India bowled with a lot of perseverance to restrict England to 268 for 8 despite a defiant 89 from Jonny Bairstow on the first day of the third cricket Test in Mohali on Saturday.
On a slow track, the home team bowlers maintained a disciplined line and length only to face resistance from England’s wicketkeeper-batsman, who forged couple of important partnerships – 57 for the fifth wicket with Ben Stokes and 69 for the sixth wicket with comeback-man Jos Buttler (43).
With the Mohali track not among the most batting-friendly pitches, Bairstow showed steely temperament and admirable technique against India’s spin trio and faced 177 balls hitting six fours in the process.
A well-deserved century was denied when Jayant Yadav (2/49 in 15 overs) flighted one that had turn and drift to find him leg before.
Umesh Yadav (2/58 in 16 overs), who bowled a lethal delivery first up to remove opener Haseeb Hamid (9), delivered a beauty with the second new ball to get rid of Chris Woakes (25 off 70 balls).
The stodgy Woakes also provided some support to Bairstow and the duo added 45 runs for the seventh wicket.
Ravichandran Ashwin (1/43 in 18 overs), Mohammed Shami (1/52) and Ravindra Jadeja (2/56 in 21 overs) were the other wicket-takers for the home team.
Bairstow, who has been England’s top run-getter in Test cricket in the past one year, mixed caution with occasional aggression en route his 13th half-century in Test cricket.
He reached for the pitch of the deliveries to hit three cover drives, rocked on the backfoot to strike a cut shot. Bairstow was also not afraid to play the paddle sweep when spinners decided to bowl the fuller length.
The post lunch to tea session proved to be productive for England as they scored 113 runs losing only one wicket. It was more due to the comfort that Buttler displayed while facing the spinners as his 43 off 80 balls had five boundaries.
However, England went into the final session with Bairstow suddenly getting into the shell and that increased pressure on Buttler to up the ante.
He misjudged the length of a flighted delivery from Jadeja and Indian skipper Kohli took a fine low catch diving at mid-off.
India pressed hard in the final session and the defensive mindset again led to England’s downfall as only 63 runs came off 28 overs. For India, however, the session yielded three wickets.
In all, save the wickets taken by Umesh, the others were a result of bad shots and pressure that visitors put on themselves.
Earlier, a disciplined bowling effort coupled with atrocious shot selection enabled India to blow away the English top-order in the first session.
Despite some fielding errors, the hosts managed to get rid of skipper Alastair Cook (27), young Haseeb Hameed (9), batting mainstay Joe Root (15) and Moeen Ali (16) in the morning session after the visitors elected to bat.
While the pitch is not the easiest one to bat, barring Hameed, who got out to a good delivery, skipper Cook and the talented Root should be cursing themselves for the poor shots that they played.
Umesh bowled at a brisk pace and young Hameed started confidently as he was again playing his patient game for the first 30 balls.
The final delivery of the 10th over saw Umesh pitch one on three quarter length.
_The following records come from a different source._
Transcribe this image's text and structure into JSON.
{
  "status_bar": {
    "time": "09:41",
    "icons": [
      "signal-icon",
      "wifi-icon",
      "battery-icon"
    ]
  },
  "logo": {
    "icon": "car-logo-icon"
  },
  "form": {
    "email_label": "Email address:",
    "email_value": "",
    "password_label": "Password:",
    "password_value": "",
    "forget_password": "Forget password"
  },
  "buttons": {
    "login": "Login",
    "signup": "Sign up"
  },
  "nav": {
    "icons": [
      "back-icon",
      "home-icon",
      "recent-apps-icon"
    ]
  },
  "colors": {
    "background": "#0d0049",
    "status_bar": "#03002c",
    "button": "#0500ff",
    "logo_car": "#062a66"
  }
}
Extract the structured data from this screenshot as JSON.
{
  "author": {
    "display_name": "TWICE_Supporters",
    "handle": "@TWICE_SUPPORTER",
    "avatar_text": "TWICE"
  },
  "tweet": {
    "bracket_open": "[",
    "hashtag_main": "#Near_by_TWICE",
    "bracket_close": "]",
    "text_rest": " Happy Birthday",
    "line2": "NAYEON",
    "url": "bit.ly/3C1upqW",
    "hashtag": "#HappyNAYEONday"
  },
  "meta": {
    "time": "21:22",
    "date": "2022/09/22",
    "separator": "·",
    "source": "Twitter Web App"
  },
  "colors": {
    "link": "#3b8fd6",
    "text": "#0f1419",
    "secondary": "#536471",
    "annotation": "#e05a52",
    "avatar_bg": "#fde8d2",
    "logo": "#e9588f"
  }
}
The ball reared up awkwardly leaving Hameed in no position as it hit the gloves and Ajinkya Rahane standing at gully took the easiest of catches.
Cook was showing positive intent as he smashed six boundaries in his 27. Shami should consider himself unlucky as Cook was dropped on 3 by Ravindra Jadeja at third slip.
Cook flashed it hard and the ball flew even before Jadeja could react. It was a reflex catch but it was a chance that was missed.
On 23, it was an easier one when Cook flicked straight to Ashwin standing at mid-wicket but the ball popped out off his palms.
It was a regulation catch that went abegging. As if to punish Shami, Cook pulled the next delivery for a boundary.
It took Jayant Yadav seven balls to get a breakthrough as it was more about Root’s indiscretion. Yadav bowled an off-break slightly short of length as Root instinctively committed to play a pull shot.
He was yet to get his eye in before trying a wild shot across the line. He missed it and was caught plumb in-front.
The scoreboard which read 51 for 2 got worse as Ashwin made amends for his fielding error. It was another shortish off-break and unlike Root who went for the pull, Cook went for the cut shot.
The shot was on but the execution went awry with his faint edge being taken by an ecstatic Patel behind the stumps.
But it was astute captaincy from Kohli that led to Moeen’s downfall. Knowing his weakness against short ball, Kohli positioned a single man Murali Vijay at fine leg boundary.
Shami bowled a lovely short pitched delivery that climbed on Moeen who went for the hook shot and Vijay gleefully accepted the catch. In the end, it was a plan well executed.